They’re often thought of as pests, but ants are now being used to help organic fruit farmers in Denmark.
A team from Aarhus University hopes the ants will gobble up insect pests that cause damage to apple trees during the spring – namely moth larvae which feast on their leaves. Researchers have been relocating forest-based colonies into an orchard on the eastern Djursland peninsula as part of a new study, the Copenhagen Post reports.
“We are moving a large ant colony from a pine forest and will spread a number of smaller colonies, each having its own queen, around the apple plantations,” says senior researcher Joachim Offenberg from the Department of Bioscience. They had to make the forest ants feel at home, so they’ve brought along pine needles to enable the insects to build their colonies, he says.
In August 2015, Mr Offenberg published a research review which suggested that weaver ants are as effective as synthetic pesticides in reducing pest damage and improving crop yields, but at lower costs.
While transplanting the ants is done with buckets and shovels, searching for the egg-laying – or ovipositing – queens can be a more delicate business. “It is done very carefully, by searching portions of the sand thoroughly with tweezers to ensure not to harm the ovipositing queens,” researcher Jesper Stern Nielsen tells the BBC. He adds that the team has also moved colony fragments into Christmas tree plantations.

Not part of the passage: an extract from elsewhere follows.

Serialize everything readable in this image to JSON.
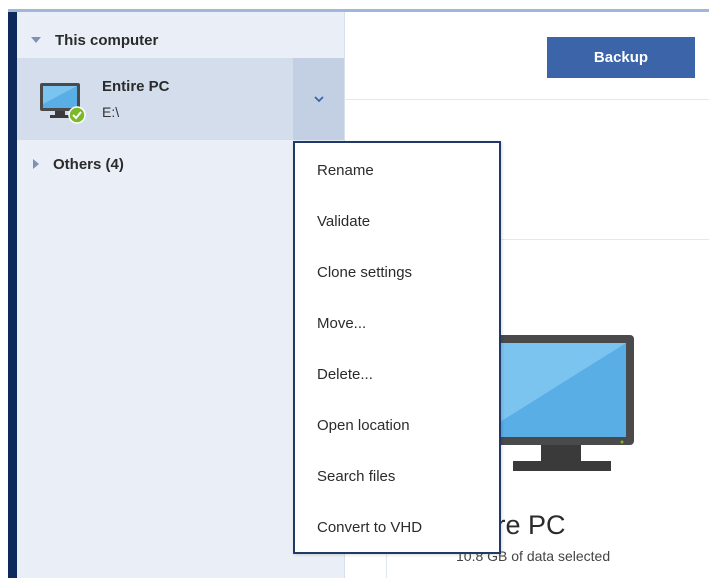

Ants are particularly useful because they’re wide awake while other moth predators are still in winter hibernation, the paper notes. When they’re not snacking on moth larvae the ants will still be helping the orchard to flourish, albeit in a slightly unappetising way – their urine and excrement will apparently help to fertilise the trees.